2 Kerala women who entered Sabarimala to get 24X7 security: Supreme Court
Following threats by hardline groups Bindu Ammini, 40, a law lecturer at Kerala’s Kannur University and Kanakadurga, 39, a civil servant, had gone into hiding for almost two weeks after entering the hill shrine.
The Supreme Court on Friday asked the Kerala government to provide round-the-clock security to two Kerala women who entered Sabarimala earlier this month defying traditionalists opposed to females of menstruating age offering worship at the hill shrine
The two Bindu Ammini (40) and Kanakadurga (39), fearing for their lives, had petitioned the top court seeking security.
“Having heard the lawyers we deem it appropriate to close this petition at this stage by directing Kerala to provide round the clock. Beyond the above we do not consider it necessary to go into any other issues.”
Hailing the order, Ammini said, “Our faith in judiciary has increased manifold. The judiciary has come to our rescue at a time when certain sections of the society are treating us as criminals as if we committed a big sin. We did only what is permitted by the highest court of the country. The latest directive will encourage many other women to trek to the temple.”
She said that after their entry, they were forced to go in hiding and the latest order of the Supreme Court will help them lead a normal life. “We were facing many threats. Even our children and relatives were not spared.”
The top Court rejected the plea of two women to tag their matter with the review petitions.
The Kerala government told court it was providing full security to the two women. At this the court said, “if so, you continue to do the same even after our order.”
Following threats by hardline groups, the two women had gone into hiding for almost two weeks after entering the hill shrine. But when Kanakadurga returned home on January 15, she was attacked by her mother-in-law and landed in hospital with injuries.
The two had moved the top court on Thursday citing threat to life after. Senior advocate Indira Jaising appeared before a bench led by Chief Justice of India (CJI) Ranjan Gogoi and requested an urgent hearing, saying it was a matter of life and liberty for the two women.
The plea sought a court direction to all authorities to allow women of all age groups to enter the temple without any hindrance and to ensure security and safe passage, including police security to women wishing to enter the temple.
A Supreme Court bench had in September ordered the shrine’s doors to be thrown open to women of all ages, overturning a decades-old ban on the entry of female devotees of childbearing age, imposed on grounds that the presiding deity, Lord Ayyappa, is a celibate.
The court order enraged traditionalists, who won the support of both the Congress and the Bharatiya Janata Party in their fight to keep women in the taboo age group out of the temple.

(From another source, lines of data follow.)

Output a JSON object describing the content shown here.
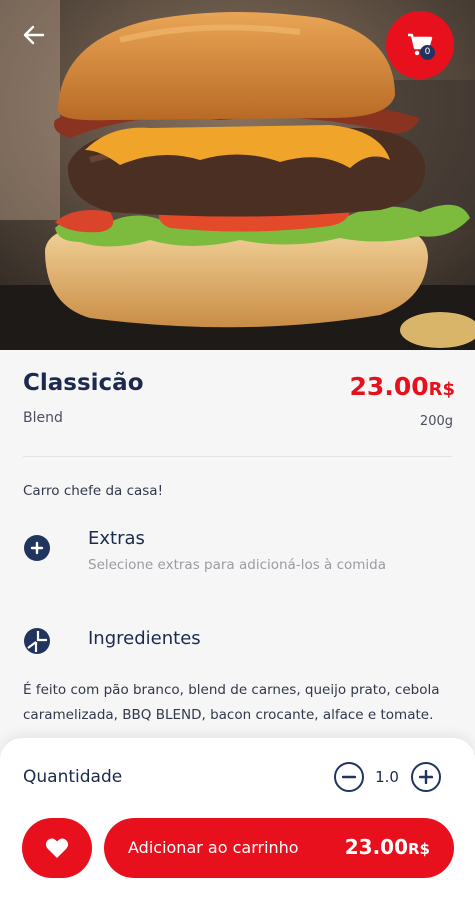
{
  "header": {
    "back_icon": "arrow-left-icon",
    "cart_icon": "shopping-cart-icon",
    "cart_count": "0"
  },
  "product": {
    "name": "Classicão",
    "type": "Blend",
    "price_value": "23.00",
    "price_currency": "R$",
    "weight": "200g",
    "description": "Carro chefe da casa!"
  },
  "extras": {
    "icon": "plus-circle-icon",
    "title": "Extras",
    "subtitle": "Selecione extras para adicioná-los à comida"
  },
  "ingredients": {
    "icon": "pie-chart-icon",
    "title": "Ingredientes",
    "text": "É feito com pão branco, blend de carnes, queijo prato, cebola caramelizada, BBQ BLEND, bacon crocante, alface e tomate."
  },
  "cart_bar": {
    "quantity_label": "Quantidade",
    "quantity_value": "1.0",
    "add_label": "Adicionar ao carrinho",
    "add_price_value": "23.00",
    "add_price_currency": "R$",
    "favorite_icon": "heart-icon"
  },
  "colors": {
    "accent": "#e8101c",
    "navy": "#20345f"
  }
}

Protestors foiled the entry of women aged below 50 years into Sabarimala until Kanakadurga and Bindu Ammini, with a police escort, entered the shrine.
Their entry sparked widespread unrest in Kerala. Fearing a backlash, the two women stayed in an undisclosed location under state protection for almost two weeks.